  • Not to be elite and weak but mass and strong organization with enough intellectual but also the living strength to induce people going towards to the changes modern civil society needs.
  • Not to be organization limited on the only one field of expertise, because the living doesn’t obey this rule and living challenges have never been in only one field. This decision was motivated also by dilemma: “How can you respond to the living challenges unless you approach them from many but not from the only one angle.”
  • Not to be limited on the one or two target groups. For the instance, we are not an organization specialized to work with children, but are dealing with them also, because we think the participation in theirs journey to the adults’ world is too much important to miss it. Whether we’re still going to live t in the partocracy or not depends on our today work with them.

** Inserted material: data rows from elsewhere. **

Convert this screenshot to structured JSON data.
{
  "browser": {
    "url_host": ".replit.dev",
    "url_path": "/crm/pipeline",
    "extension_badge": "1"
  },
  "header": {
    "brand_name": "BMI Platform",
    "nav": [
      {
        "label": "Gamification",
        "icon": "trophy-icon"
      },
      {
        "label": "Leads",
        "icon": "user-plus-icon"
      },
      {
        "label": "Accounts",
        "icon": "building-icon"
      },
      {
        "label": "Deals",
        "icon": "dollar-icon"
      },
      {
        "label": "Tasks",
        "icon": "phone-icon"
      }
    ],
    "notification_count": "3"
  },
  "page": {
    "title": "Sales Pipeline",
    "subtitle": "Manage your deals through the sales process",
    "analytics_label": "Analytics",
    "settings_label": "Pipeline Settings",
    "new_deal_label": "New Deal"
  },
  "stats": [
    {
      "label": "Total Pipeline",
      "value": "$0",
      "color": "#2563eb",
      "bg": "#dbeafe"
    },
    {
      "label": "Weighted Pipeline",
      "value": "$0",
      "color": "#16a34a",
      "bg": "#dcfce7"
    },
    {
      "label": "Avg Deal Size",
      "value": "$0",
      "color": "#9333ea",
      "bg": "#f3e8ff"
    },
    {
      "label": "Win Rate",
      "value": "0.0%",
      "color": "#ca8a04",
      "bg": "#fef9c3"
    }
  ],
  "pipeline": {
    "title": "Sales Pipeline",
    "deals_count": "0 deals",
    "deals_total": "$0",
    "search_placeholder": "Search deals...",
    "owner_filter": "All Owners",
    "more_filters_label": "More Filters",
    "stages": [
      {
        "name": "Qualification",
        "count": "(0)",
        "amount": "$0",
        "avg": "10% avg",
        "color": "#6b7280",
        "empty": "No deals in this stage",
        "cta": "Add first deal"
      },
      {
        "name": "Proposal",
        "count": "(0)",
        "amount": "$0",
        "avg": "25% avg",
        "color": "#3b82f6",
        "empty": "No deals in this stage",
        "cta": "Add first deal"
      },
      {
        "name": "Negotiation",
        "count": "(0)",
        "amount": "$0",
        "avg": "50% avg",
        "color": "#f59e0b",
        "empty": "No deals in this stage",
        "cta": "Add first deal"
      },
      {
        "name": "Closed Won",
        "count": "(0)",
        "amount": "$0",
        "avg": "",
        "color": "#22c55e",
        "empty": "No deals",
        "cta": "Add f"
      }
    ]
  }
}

Non-government organization, ANTIMONOPOLY RIGHT NOW – LUSTRATION IMMEDIATELY, was founded by free will of its founders, in Belgrade on March 25th 2002.  At the very beginning of its activity Organization was focused on antimonopoly policy and lustration, but in the last five years it transform itself in the multi disciplinary organization working in all three areas of the sustainable development according to the UNSD standardization.  This is impossible mission without much bigger citizens’ influences related the public policies than it is now. This is particularly concerning the all activities and public policies in the public health improvement such as primary waste selection and other aspects of the environment protection, poverty reduction, justice accessibility, possibilities of the participation in political decisions making and so long.

Key services and skills
Our priority is the synergetic concept for management and creating a center of sources for “tailor made” professional solution of any kind of sustainable development’s activities without copy paste variants. We believe in the power of direct citizens’ decisions making, public initiatives and referendum kinds of making decisions, teamwork and strength of various knowledge of our members and consultants. Ours experts and associates are ready to meet any project, from idea, to the implementation, mentoring, training and development and in a lot of cases, mentoring the whole procedure of business closer and practical project implementation, but always and only if it for the general society benefits and for the empowerment of citizens’ influence on the public policies.